■ **Action item**
Keep the pictures out, and restate the listing that follows exactly as written.

■ **Data for the task**
::::

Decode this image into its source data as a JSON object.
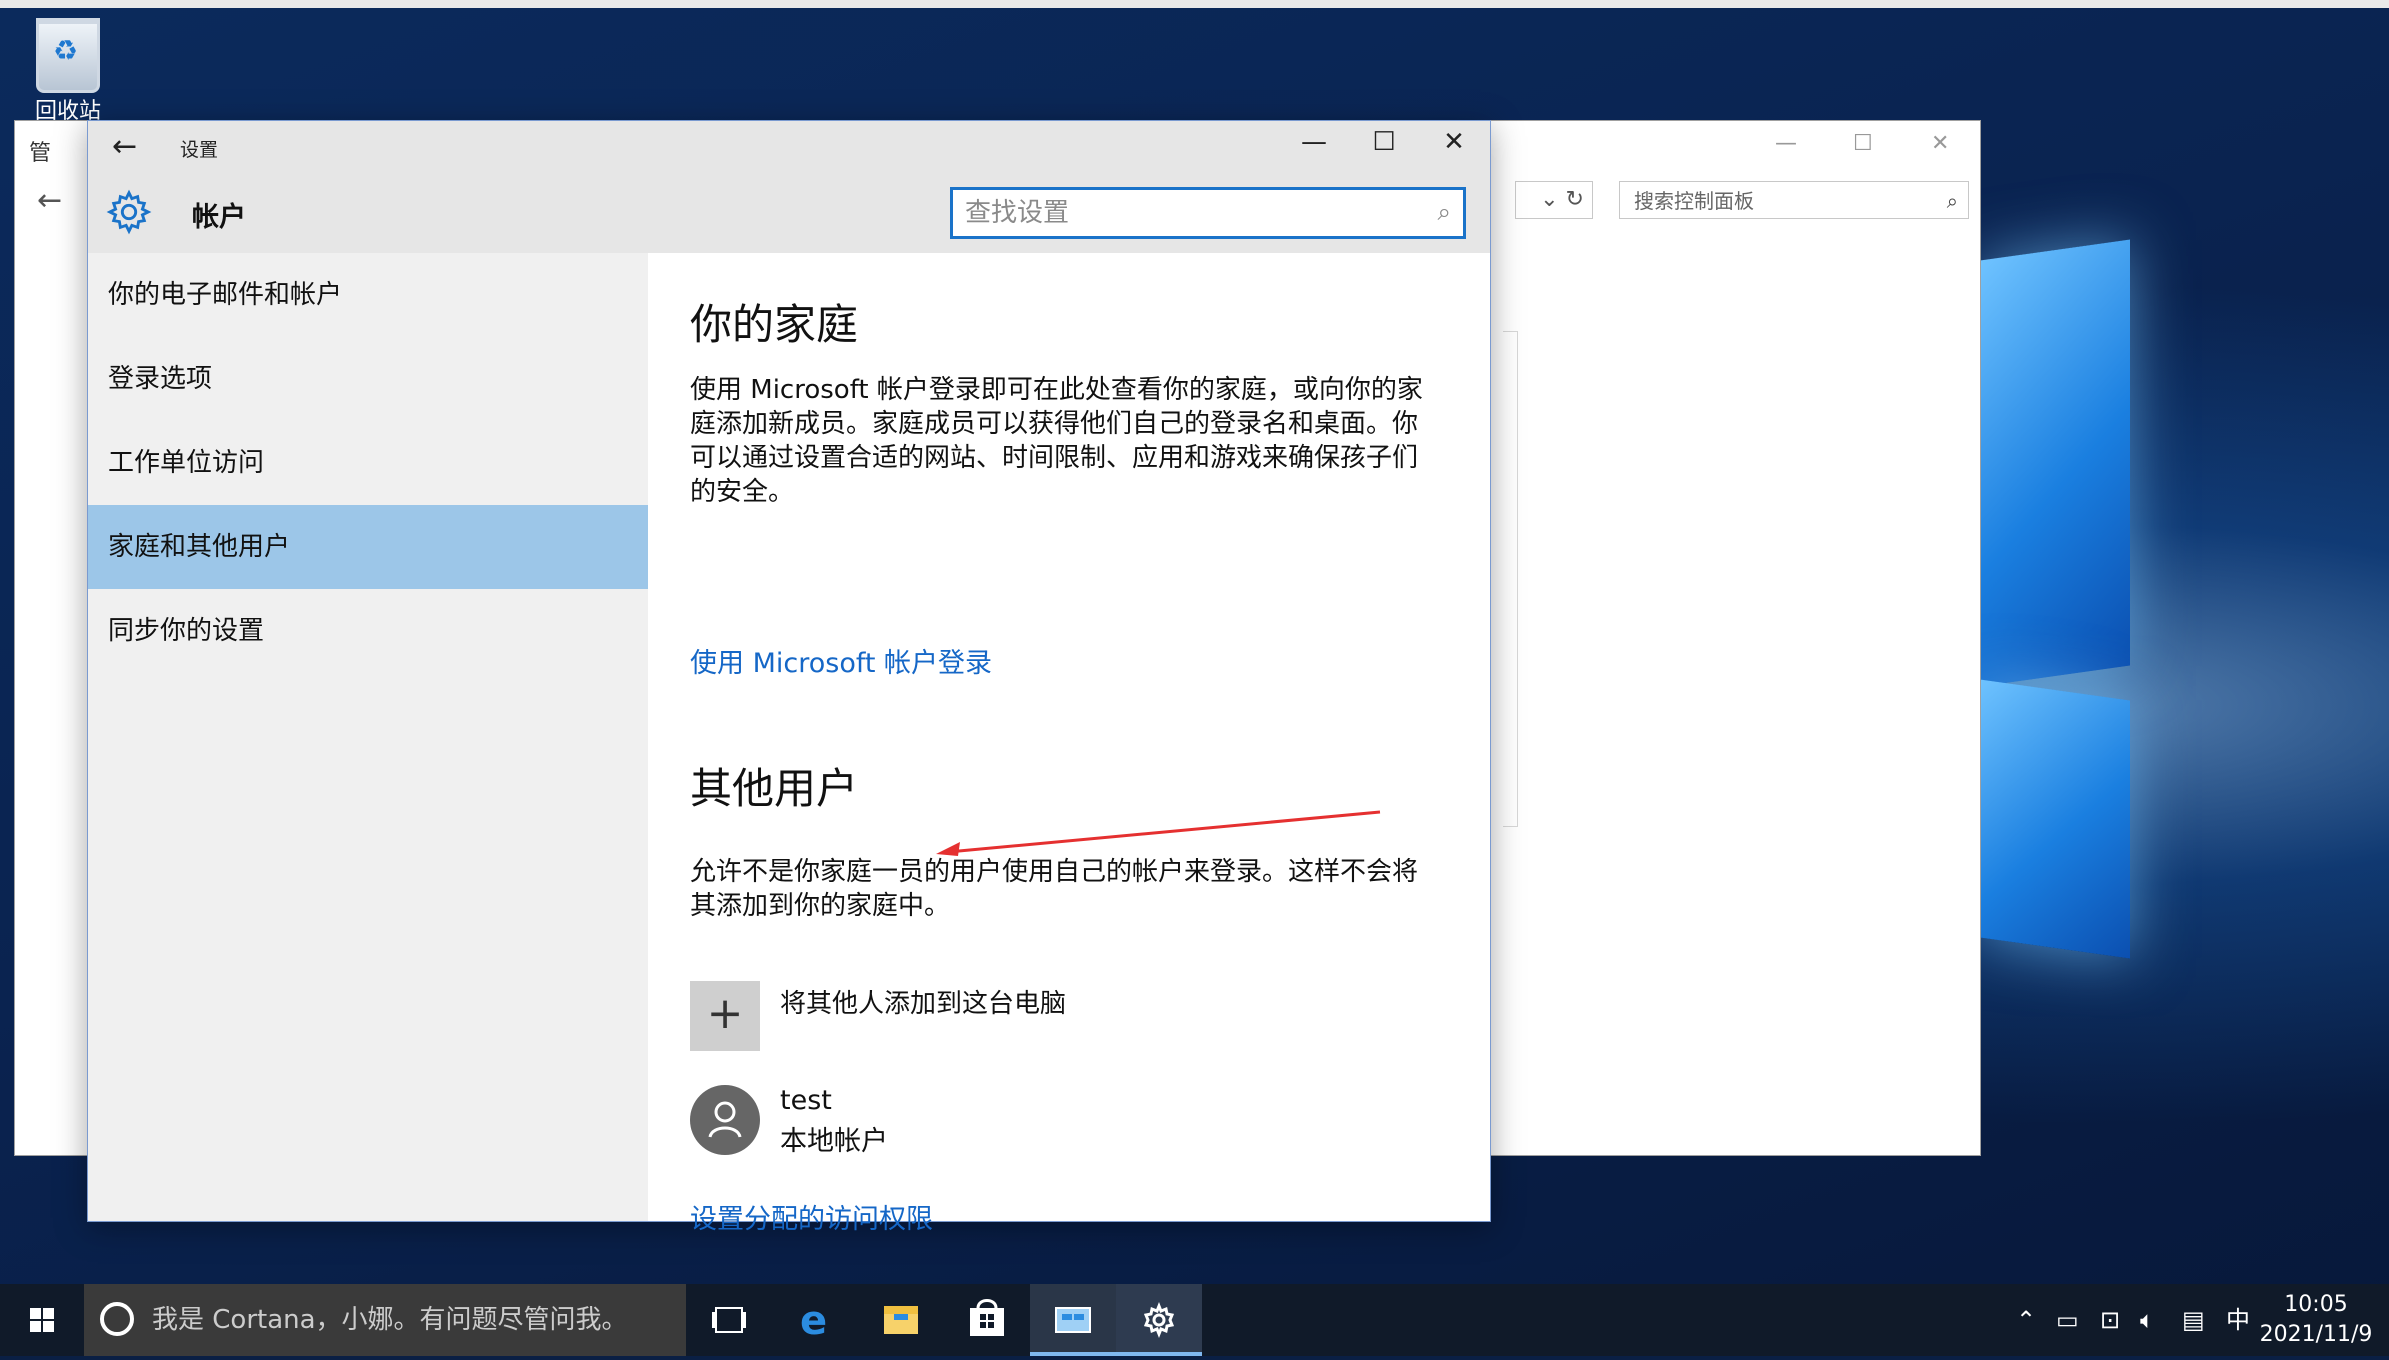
{
  "desktop": {
    "recycle_bin_label": "回收站"
  },
  "control_panel": {
    "title": "管",
    "search_placeholder": "搜索控制面板"
  },
  "settings": {
    "app_title": "设置",
    "header": "帐户",
    "search_placeholder": "查找设置",
    "nav": [
      {
        "label": "你的电子邮件和帐户",
        "active": false
      },
      {
        "label": "登录选项",
        "active": false
      },
      {
        "label": "工作单位访问",
        "active": false
      },
      {
        "label": "家庭和其他用户",
        "active": true
      },
      {
        "label": "同步你的设置",
        "active": false
      }
    ],
    "family": {
      "heading": "你的家庭",
      "line1": "使用 Microsoft 帐户登录即可在此处查看你的家庭，或向你的家",
      "line2": "庭添加新成员。家庭成员可以获得他们自己的登录名和桌面。你",
      "line3": "可以通过设置合适的网站、时间限制、应用和游戏来确保孩子们",
      "line4": "的安全。",
      "link": "使用 Microsoft 帐户登录"
    },
    "others": {
      "heading": "其他用户",
      "line1": "允许不是你家庭一员的用户使用自己的帐户来登录。这样不会将",
      "line2": "其添加到你的家庭中。",
      "add_label": "将其他人添加到这台电脑",
      "user_name": "test",
      "user_type": "本地帐户",
      "access_link": "设置分配的访问权限"
    }
  },
  "taskbar": {
    "cortana_text": "我是 Cortana，小娜。有问题尽管问我。",
    "ime": "中",
    "time": "10:05",
    "date": "2021/11/9"
  },
  "colors": {
    "accent": "#1567c7",
    "nav_active": "#9cc6e8",
    "taskbar": "#101a29"
  }
}
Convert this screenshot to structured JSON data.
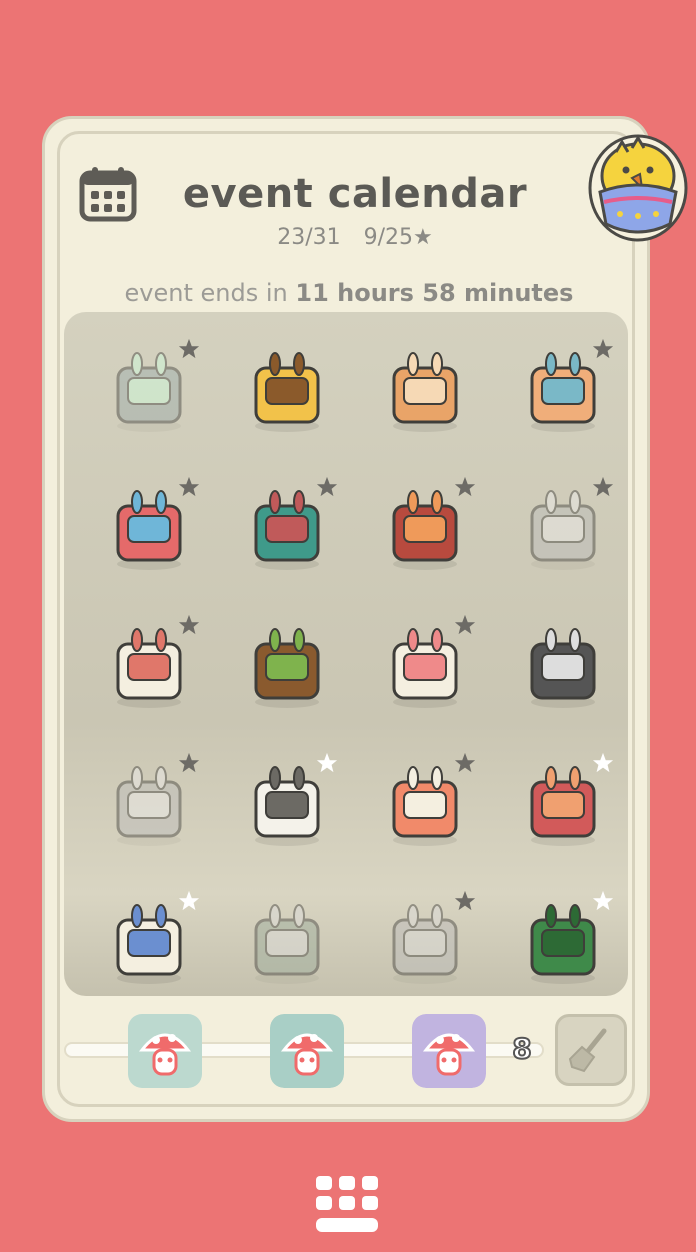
{
  "header": {
    "title": "event calendar",
    "progress_days": "23/31",
    "progress_stars": "9/25★",
    "ends_prefix": "event ends in",
    "ends_value": "11 hours 58 minutes"
  },
  "grid": {
    "items": [
      {
        "name": "plant-tray",
        "star": "dark",
        "faded": true
      },
      {
        "name": "chick-backpack",
        "star": "none",
        "faded": false
      },
      {
        "name": "bunny-rug-scroll",
        "star": "none",
        "faded": false
      },
      {
        "name": "bunny-table",
        "star": "dark",
        "faded": false
      },
      {
        "name": "folding-screen",
        "star": "dark",
        "faded": false
      },
      {
        "name": "bunny-cabinet",
        "star": "dark",
        "faded": false
      },
      {
        "name": "rabbit-hutch",
        "star": "dark",
        "faded": false
      },
      {
        "name": "bunny-teapot",
        "star": "dark",
        "faded": true
      },
      {
        "name": "bunny-bed",
        "star": "dark",
        "faded": false
      },
      {
        "name": "grass-box",
        "star": "none",
        "faded": false
      },
      {
        "name": "bunny-paw-glove",
        "star": "dark",
        "faded": false
      },
      {
        "name": "bunny-cassette",
        "star": "none",
        "faded": false
      },
      {
        "name": "bunny-fireplace",
        "star": "dark",
        "faded": true
      },
      {
        "name": "egg-stand",
        "star": "white",
        "faded": false
      },
      {
        "name": "bunny-stool",
        "star": "dark",
        "faded": false
      },
      {
        "name": "bunny-chest",
        "star": "white",
        "faded": false
      },
      {
        "name": "bunny-bookshelf",
        "star": "white",
        "faded": false
      },
      {
        "name": "lily-plant",
        "star": "none",
        "faded": true
      },
      {
        "name": "crystal-egg",
        "star": "dark",
        "faded": true
      },
      {
        "name": "bunny-topiary",
        "star": "white",
        "faded": false
      }
    ]
  },
  "rewards": {
    "count": "8",
    "items": [
      "mushroom-reward-1",
      "mushroom-reward-2",
      "mushroom-reward-3"
    ]
  },
  "icons": {
    "calendar": "calendar-icon",
    "avatar": "chick-in-egg-icon",
    "broom": "broom-icon",
    "menu": "keyboard-menu-icon"
  },
  "colors": {
    "background": "#ec7474",
    "card": "#f3efdc",
    "grid": "#cfcbb8",
    "text": "#5b5a55"
  }
}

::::

■ **Task answer**
Decode this image into its source data as a JSON object.
{
  "desktop": {
    "recycle_bin_label": "回收站"
  },
  "control_panel": {
    "title": "管",
    "search_placeholder": "搜索控制面板"
  },
  "settings": {
    "app_title": "设置",
    "header": "帐户",
    "search_placeholder": "查找设置",
    "nav": [
      {
        "label": "你的电子邮件和帐户",
        "active": false
      },
      {
        "label": "登录选项",
        "active": false
      },
      {
        "label": "工作单位访问",
        "active": false
      },
      {
        "label": "家庭和其他用户",
        "active": true
      },
      {
        "label": "同步你的设置",
        "active": false
      }
    ],
    "family": {
      "heading": "你的家庭",
      "line1": "使用 Microsoft 帐户登录即可在此处查看你的家庭，或向你的家",
      "line2": "庭添加新成员。家庭成员可以获得他们自己的登录名和桌面。你",
      "line3": "可以通过设置合适的网站、时间限制、应用和游戏来确保孩子们",
      "line4": "的安全。",
      "link": "使用 Microsoft 帐户登录"
    },
    "others": {
      "heading": "其他用户",
      "line1": "允许不是你家庭一员的用户使用自己的帐户来登录。这样不会将",
      "line2": "其添加到你的家庭中。",
      "add_label": "将其他人添加到这台电脑",
      "user_name": "test",
      "user_type": "本地帐户",
      "access_link": "设置分配的访问权限"
    }
  },
  "taskbar": {
    "cortana_text": "我是 Cortana，小娜。有问题尽管问我。",
    "ime": "中",
    "time": "10:05",
    "date": "2021/11/9"
  },
  "colors": {
    "accent": "#1567c7",
    "nav_active": "#9cc6e8",
    "taskbar": "#101a29"
  }
}
Convert this screenshot to structured JSON data.
{
  "header": {
    "title": "event calendar",
    "progress_days": "23/31",
    "progress_stars": "9/25★",
    "ends_prefix": "event ends in",
    "ends_value": "11 hours 58 minutes"
  },
  "grid": {
    "items": [
      {
        "name": "plant-tray",
        "star": "dark",
        "faded": true
      },
      {
        "name": "chick-backpack",
        "star": "none",
        "faded": false
      },
      {
        "name": "bunny-rug-scroll",
        "star": "none",
        "faded": false
      },
      {
        "name": "bunny-table",
        "star": "dark",
        "faded": false
      },
      {
        "name": "folding-screen",
        "star": "dark",
        "faded": false
      },
      {
        "name": "bunny-cabinet",
        "star": "dark",
        "faded": false
      },
      {
        "name": "rabbit-hutch",
        "star": "dark",
        "faded": false
      },
      {
        "name": "bunny-teapot",
        "star": "dark",
        "faded": true
      },
      {
        "name": "bunny-bed",
        "star": "dark",
        "faded": false
      },
      {
        "name": "grass-box",
        "star": "none",
        "faded": false
      },
      {
        "name": "bunny-paw-glove",
        "star": "dark",
        "faded": false
      },
      {
        "name": "bunny-cassette",
        "star": "none",
        "faded": false
      },
      {
        "name": "bunny-fireplace",
        "star": "dark",
        "faded": true
      },
      {
        "name": "egg-stand",
        "star": "white",
        "faded": false
      },
      {
        "name": "bunny-stool",
        "star": "dark",
        "faded": false
      },
      {
        "name": "bunny-chest",
        "star": "white",
        "faded": false
      },
      {
        "name": "bunny-bookshelf",
        "star": "white",
        "faded": false
      },
      {
        "name": "lily-plant",
        "star": "none",
        "faded": true
      },
      {
        "name": "crystal-egg",
        "star": "dark",
        "faded": true
      },
      {
        "name": "bunny-topiary",
        "star": "white",
        "faded": false
      }
    ]
  },
  "rewards": {
    "count": "8",
    "items": [
      "mushroom-reward-1",
      "mushroom-reward-2",
      "mushroom-reward-3"
    ]
  },
  "icons": {
    "calendar": "calendar-icon",
    "avatar": "chick-in-egg-icon",
    "broom": "broom-icon",
    "menu": "keyboard-menu-icon"
  },
  "colors": {
    "background": "#ec7474",
    "card": "#f3efdc",
    "grid": "#cfcbb8",
    "text": "#5b5a55"
  }
}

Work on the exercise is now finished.